BACK IN 2017, I wrote about an oddity in my portfolio—an actively managed mutual fund that I bought without much thought to how it fit with my overall financial goals. Today, I have a confession. That fund isn’t the only oddity I own. In the interest of transparency—and because I hope readers will find it instructive—here are five more oddities, plus the thinking behind each:
How do I explain these inconsistencies? Don’t I believe my own advice? Am I knowingly violating key investment principles because I think I know better—not unlike investment manager Cliff Asness, who once suggested it was okay for investors to “sin a little”? No, I wholeheartedly believe in the investment principles I advocate and I’m not trying to outsmart them. Here’s how I think about my apparent inconsistencies:
1. Yes, I have a collection of individual stocks, but that paints a misleading picture. The overwhelming majority of my portfolio is in a simple mix of index funds that’s designed to weather the stock market’s ups and downs. That, in my opinion, is the most important thing—to get the big picture right. No portfolio is entirely free of oddities.
2. All but one of the individual stocks in my portfolio represent tiny percentages. Many are just 0.1%. So why bother with them at all? The truth is that these are all vestiges from earlier in my career when I worked as an equity analyst—that is, as a stock-picker.
I keep these stocks because they’re reminders of the counterintuitive reality of stock-picking. On the one hand, there’s no doubt that the rewards when you pick a winner can dwarf the returns of a humble index fund. Indeed, in recent years, it has seemed easy to pick winners. Companies like Apple and Amazon aren’t exactly secrets, and their stocks have done phenomenally well.
But that’s just one side of the stock-picking coin. Here’s the other: What the data show, time after time, is that it’s incredibly difficult to build a portfolio of market-beating stocks. When I look at my own portfolio, I see this in living color. I can pat myself on the back for buying Netflix years ago. But I can’t escape seeing GE alongside it.
I also can’t escape the memory of A123 Systems, an electric car battery maker that went to zero. If I had allocated my A123 investment to Tesla instead, it probably would have put my kids through college. The bottom line: There’s no experience like your own experience. Maybe I pay a small price for hanging on to this motley collection of stocks, but they’ve more than paid for themselves with the large role they play in my investment mindset.
3. Owning a big winner is great, but it can leave you in a tricky spot. Suppose you own one or more of the so-called FAANG stocks—Facebook, Apple, Amazon, Netflix and Google (a.k.a. Alphabet). When stocks like these deliver outsized returns, it can leave an investor with two less-than-ideal options: You either live with the risk inherent in an outsized position—or you pay capital gains taxes to reduce it.
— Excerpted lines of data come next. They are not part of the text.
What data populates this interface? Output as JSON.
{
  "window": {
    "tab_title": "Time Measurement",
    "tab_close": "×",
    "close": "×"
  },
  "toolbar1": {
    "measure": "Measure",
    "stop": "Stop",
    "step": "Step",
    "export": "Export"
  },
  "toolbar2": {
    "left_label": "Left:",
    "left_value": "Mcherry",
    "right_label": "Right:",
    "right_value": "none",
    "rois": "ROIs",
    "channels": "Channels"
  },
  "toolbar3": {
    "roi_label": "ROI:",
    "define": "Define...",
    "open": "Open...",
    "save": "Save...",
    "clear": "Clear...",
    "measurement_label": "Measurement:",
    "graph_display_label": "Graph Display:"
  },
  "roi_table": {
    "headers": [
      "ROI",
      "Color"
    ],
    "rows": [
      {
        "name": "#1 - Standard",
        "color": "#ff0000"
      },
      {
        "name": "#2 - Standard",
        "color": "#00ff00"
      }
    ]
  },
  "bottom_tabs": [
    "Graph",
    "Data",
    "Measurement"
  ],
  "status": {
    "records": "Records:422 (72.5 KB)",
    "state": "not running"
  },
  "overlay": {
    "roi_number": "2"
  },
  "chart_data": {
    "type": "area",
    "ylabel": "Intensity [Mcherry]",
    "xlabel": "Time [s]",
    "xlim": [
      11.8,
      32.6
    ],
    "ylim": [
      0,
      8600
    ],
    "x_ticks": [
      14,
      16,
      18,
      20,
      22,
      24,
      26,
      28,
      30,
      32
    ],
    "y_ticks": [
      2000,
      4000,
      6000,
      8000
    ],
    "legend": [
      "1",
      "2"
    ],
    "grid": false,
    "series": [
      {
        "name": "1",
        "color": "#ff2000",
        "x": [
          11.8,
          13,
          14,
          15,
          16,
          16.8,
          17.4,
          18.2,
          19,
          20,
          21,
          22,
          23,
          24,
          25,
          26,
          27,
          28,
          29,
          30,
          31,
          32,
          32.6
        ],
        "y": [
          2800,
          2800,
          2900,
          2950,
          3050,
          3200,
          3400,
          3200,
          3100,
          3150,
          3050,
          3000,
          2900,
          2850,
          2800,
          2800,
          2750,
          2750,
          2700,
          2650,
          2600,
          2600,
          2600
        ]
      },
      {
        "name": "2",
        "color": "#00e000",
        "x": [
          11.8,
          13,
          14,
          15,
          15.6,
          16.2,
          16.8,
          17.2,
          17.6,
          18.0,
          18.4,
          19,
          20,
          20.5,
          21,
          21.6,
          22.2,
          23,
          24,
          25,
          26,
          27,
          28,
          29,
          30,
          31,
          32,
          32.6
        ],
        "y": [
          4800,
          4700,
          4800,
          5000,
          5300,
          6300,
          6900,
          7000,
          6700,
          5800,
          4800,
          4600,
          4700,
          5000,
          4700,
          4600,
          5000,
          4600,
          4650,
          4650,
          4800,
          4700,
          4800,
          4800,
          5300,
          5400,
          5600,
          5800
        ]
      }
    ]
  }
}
The challenge: Looking forward, you never know whether a big bet is going to help or hurt. If you did, there wouldn’t be any question of whether to hold it or sell it. That’s the situation I’m in, and it explains my one hefty individual stock position. Since I don’t have a crystal ball, I’ve adopted a split-the-difference approach, selling some shares, donating some and holding some. The lesson: In managing your portfolio, there will inevitably be challenges and imperfections. Don’t worry too much about these things. As noted in No. 1 above, worry more about the big picture.
4. In my work as a financial planner, I try to be my own guinea pig. That explains the stock-bond fund that I despise so much. I thought it would be a great all-in-one solution, but I’ve since discovered its many drawbacks. Unfortunately, I bought it during the last recession at a low price, so there would be a tax bite if I sold now. There is a silver lining, though. Like the individual stocks, it’s a reminder of what not to do. That’s a small price to pay if I can use this experience to help others avoid the same pitfall.
5. Real estate is a challenging asset class. Almost without exception, my own portfolio—and that of my clients—is invested in stocks, bonds and cash investments. But that leaves a big hole: real estate. Many investment advisors use real estate investment trusts (REITs) to fill this hole, but I’ve never found this to be a satisfying solution. The returns of publicly traded REITs aren’t much to write home about, while nontraded REITs are something the SEC has written about.
This explains the investment partnerships I’ve tried out. They’re all in real estate. The results? They’ve been pretty good, even after the high fees, but it’s been very uneven. One project owns the land under a supermarket. That’s delivered steady but unexceptional returns. Another built apartments in an up-and-coming area, and that provided a quick, positive return.
But offsetting that gain is another project that’s been mired for years in a zoning battle and may be a total loss. I still don’t recommend private funds of any kind, including real estate, private equity and hedge funds. I just don’t think that, on average, they’re worth the fees, the opacity and the risk. But if you do go down this road, be sure to diversify. That’s always important, but it’s even more important in this realm.
6. English philosopher Carveth Read said, “It’s better to be vaguely right than precisely wrong.” If you ask why I recommend an overweight to value stocks but haven’t implemented it myself, this is the reason. When building a portfolio, there are some things that are important—and some things that are really important.
In my view, asset allocation and diversification are most important. I work hard to get those right, and that’s where I focus most of my time. Meanwhile, a tilt toward value is more like the icing on the cake, rather than the cake itself. Yes, I should add it, and I know I’m giving something up because I haven’t done it yet. But in the end, this helps illustrate a reality for all of us as we manage our financial life: No question, it’s good to have a true north in terms of investment principles. But if you veer a little to the left or the right, it doesn’t make you a sinner. It just makes you human.
Adam M. Grossman is the founder of Mayport, a fixed-fee wealth management firm. In his series of free e-books, he advocates an evidence-based approach to personal finance. Follow Adam on Twitter @AdamMGrossman and check out his earlier articles.